**Task statement:**
As the answer, give a copy of each line below that includes the word "Components".

Entries taken from a collection:
▬▬▬
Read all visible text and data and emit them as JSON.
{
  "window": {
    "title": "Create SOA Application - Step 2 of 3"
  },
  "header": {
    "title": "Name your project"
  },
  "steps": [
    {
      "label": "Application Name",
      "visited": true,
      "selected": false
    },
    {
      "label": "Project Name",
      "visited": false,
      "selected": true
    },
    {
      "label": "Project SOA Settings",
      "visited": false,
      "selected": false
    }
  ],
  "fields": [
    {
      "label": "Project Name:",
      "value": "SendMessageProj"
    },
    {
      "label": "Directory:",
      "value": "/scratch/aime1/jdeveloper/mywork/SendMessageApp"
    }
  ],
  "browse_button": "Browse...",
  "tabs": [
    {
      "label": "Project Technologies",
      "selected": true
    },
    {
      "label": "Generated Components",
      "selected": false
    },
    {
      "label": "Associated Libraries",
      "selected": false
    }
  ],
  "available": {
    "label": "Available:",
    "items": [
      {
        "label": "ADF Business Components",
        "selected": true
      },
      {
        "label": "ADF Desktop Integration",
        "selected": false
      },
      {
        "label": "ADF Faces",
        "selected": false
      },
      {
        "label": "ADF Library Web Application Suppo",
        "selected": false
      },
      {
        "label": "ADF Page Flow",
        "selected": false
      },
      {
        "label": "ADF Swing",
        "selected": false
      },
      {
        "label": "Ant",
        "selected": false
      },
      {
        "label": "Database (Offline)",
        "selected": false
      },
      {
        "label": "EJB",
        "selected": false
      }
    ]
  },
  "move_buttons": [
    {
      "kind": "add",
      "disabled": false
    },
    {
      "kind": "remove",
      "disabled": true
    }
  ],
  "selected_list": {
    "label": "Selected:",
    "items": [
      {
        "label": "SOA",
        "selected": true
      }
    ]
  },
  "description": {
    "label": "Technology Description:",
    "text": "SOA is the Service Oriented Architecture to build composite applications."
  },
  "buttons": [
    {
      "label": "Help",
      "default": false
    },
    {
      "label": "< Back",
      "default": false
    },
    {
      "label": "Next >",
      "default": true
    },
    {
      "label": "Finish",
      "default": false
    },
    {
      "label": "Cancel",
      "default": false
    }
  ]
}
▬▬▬
**Your response:**
      "label": "Generated Components",
        "label": "ADF Business Components",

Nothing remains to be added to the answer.